Of course, jailers often confiscated the strings and wires, and tightly rolled up newspapers used for reaching across the hallway to change a channel. Those items are considered as contraband in lockup facilities because they can be used to strangle, commit suicide, or attack officers. Newspapers and magazine pages can be rolled and formed in ways that make them nearly as hard as wood and are often found with sharpened objects inserted into the pointed ends. Doing so makes them as lethal as any spear or other stabbing type of weapon. Very deadly.

Wires to rotate rabbit-ear antennas from side to side to help receive a better picture. No cable!

To show just how dangerous this place was for deputies, notice how close the jailer below was to the bars. He had no choice due to the swing direction of the door.

Notice the pieces of white paper poking through the bars. They’re actually envelops placed there by prisoners. This was their version of postal letter boxes. Each morning a jailer collected the envelopes and carried them back to the office where he’d place stamps on each one, if the prisoners had enough money in their account to cover the costs. Afterward, a USPS letter carrier stopped by the jail to pick up outgoing mail and drop off incoming mail.

Jailer enters corridor. Danger!

There were no light fixtures inside the cells. Instead, floodlights mounted to the corridor ceilings illuminated each block of four cells. The fixture below hangs above one of the few windows in the block. Lighting was poor to say the least.

Floodlights gave the impression of peering in at zoo animals on display.

Prisoners received their meals through horizontal slotted openings in the bars. Trustees delivered the trays.

Tray slot

Meals were prepared in the jail kitchen. Trustees received meal trays from the cooks through a pass-through window leading from the kitchen to the jail corridor. Coffee was always available for deputies, 24 hours a day. Inmates were given coffee with their breakfast. One of the perks of being a trustee was to have coffee whenever they wanted, during daylight hours. Deputies and prisoners drank coffee from the same pot, the one pictured on the countertop below.

Jail kitchen

There were no showers inside the cell blocks. Instead, deputies escorted prisoners to showers located in another area … once each week, if they were lucky.

Showers had no floor drains, therefore water spilled out in the same corridors used by the jailers when making rounds.

Showers drained into the corridors.

To open cell doors deputies/jailers used a Folger-Adams key to release a lock on a cabinet attached to the wall outside each block of four cells. The compartment was made of thick steels and contained the door controls. The same key also locked and unlocked all interior jail doors, such as the cell doors, supply closets, access to plumbing and electrical systems, and the main “in/out” door to the jail that connected to the lobby/visiting area.

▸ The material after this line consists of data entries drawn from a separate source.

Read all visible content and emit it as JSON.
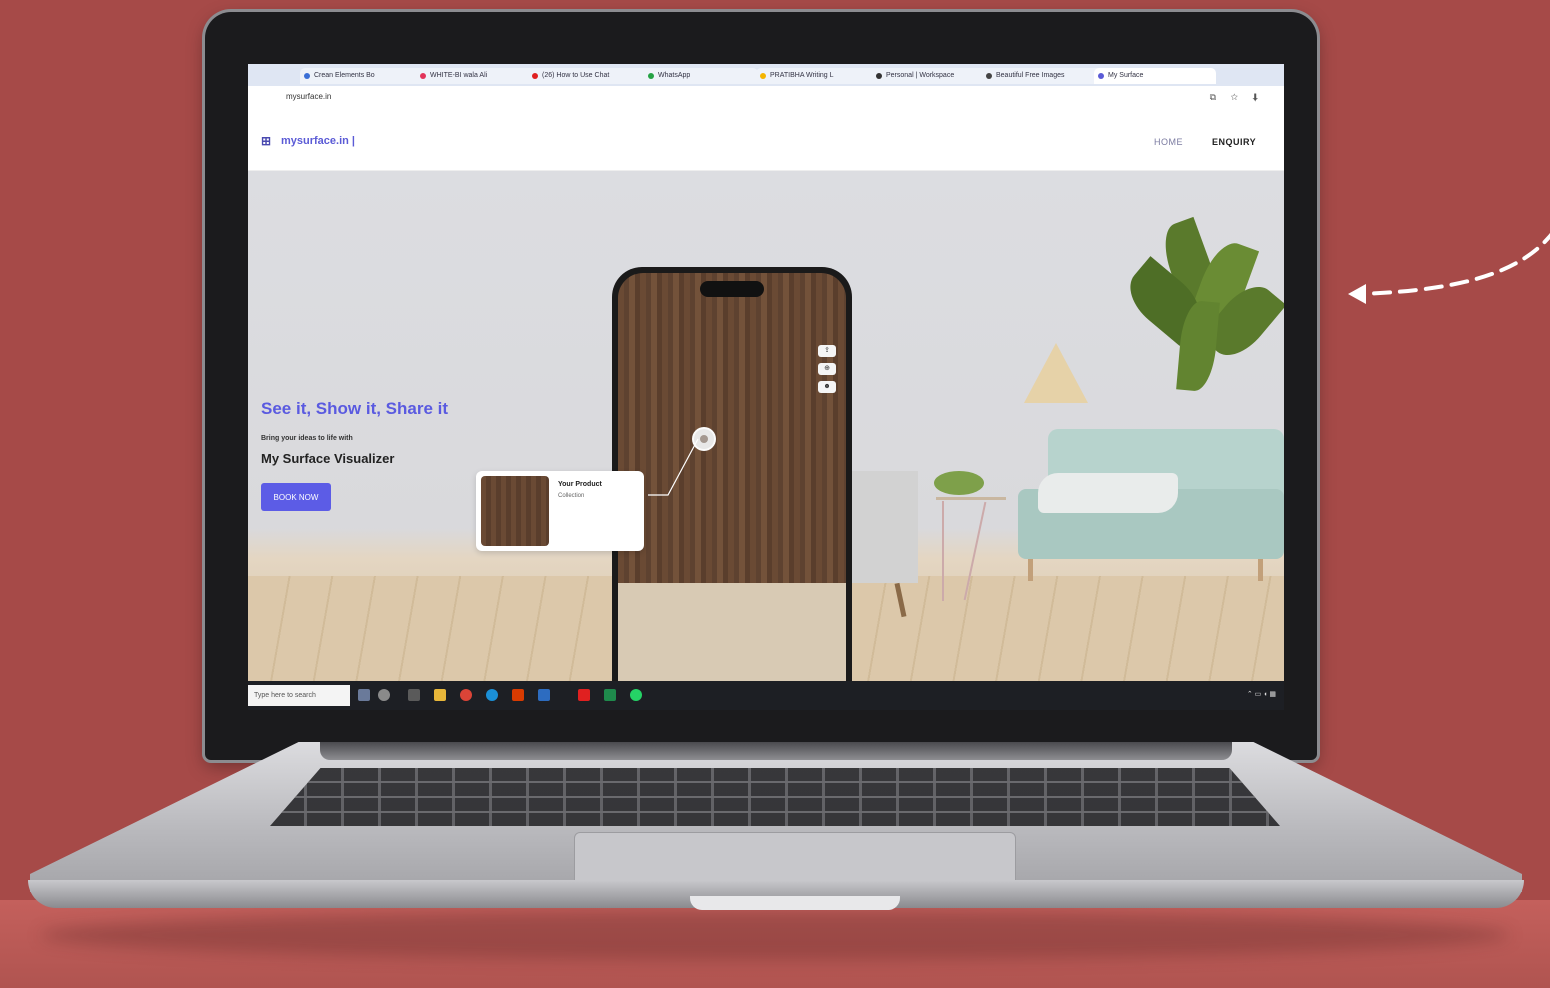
{
  "browser": {
    "tabs": [
      {
        "label": "Crean Elements Bo",
        "color": "#3b6fd6"
      },
      {
        "label": "WHITE-BI wala Ali",
        "color": "#e2345a"
      },
      {
        "label": "(26) How to Use Chat",
        "color": "#e02020"
      },
      {
        "label": "WhatsApp",
        "color": "#25a244"
      },
      {
        "label": "PRATIBHA Writing L",
        "color": "#f4b400"
      },
      {
        "label": "Personal | Workspace",
        "color": "#333333"
      },
      {
        "label": "Beautiful Free Images",
        "color": "#444444"
      },
      {
        "label": "My Surface",
        "color": "#5b5bd6"
      }
    ],
    "url": "mysurface.in"
  },
  "site": {
    "logo_text": "mysurface.in |",
    "nav": {
      "home": "HOME",
      "enquiry": "ENQUIRY"
    }
  },
  "hero": {
    "headline": "See it, Show it, Share it",
    "subline": "Bring your ideas to life with",
    "product_name": "My Surface Visualizer",
    "cta_label": "BOOK NOW"
  },
  "card": {
    "title": "Your Product",
    "subtitle": "Collection"
  },
  "taskbar": {
    "search_placeholder": "Type here to search"
  },
  "colors": {
    "background": "#a64a48",
    "accent": "#5b5bd6"
  }
}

Folger-Adams key

With the cabinet door unlocked, the jailer opened and closed cell doors using levers and a large wheel. Each lever controlled the lock to one cell door. The jailer pulled the desired lever down to lock a door(s) and then turned the wheel to “roll” the barred doors either open or closed. This was all performed manually. No electronic controls. Should a door not close completely, its corresponding light (below the levers) illuminated with a bright red glow.

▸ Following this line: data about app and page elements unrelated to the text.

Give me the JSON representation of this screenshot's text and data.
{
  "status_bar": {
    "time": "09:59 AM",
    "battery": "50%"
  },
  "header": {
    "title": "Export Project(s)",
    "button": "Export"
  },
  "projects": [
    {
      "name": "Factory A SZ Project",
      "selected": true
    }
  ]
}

The door to the jailer’s right (below) was the entrance to a block of four cells and a very small small, narrow day room. When the jailer opened the cell doors, it released each of those four prisoners into the day room. He’d then roll the doors shut until night. Prisoners were not permitted to remain in their cells during daytime hours.

If a prisoner refused to come out of his cell when required, the others were returned to their cells (for safety) and deputies would then go inside to “gently” coax remove the misbehaving inmate, who would then serve a few days in “the hole” for not following instructions and jail rules. The unruly inmate would also lose commissary and visiting privileges.

Wheel of Misfortune

And that, my friends, was your look inside a place not many have seen. Those who have wish they hadn’t, I’m sure.

Cheers …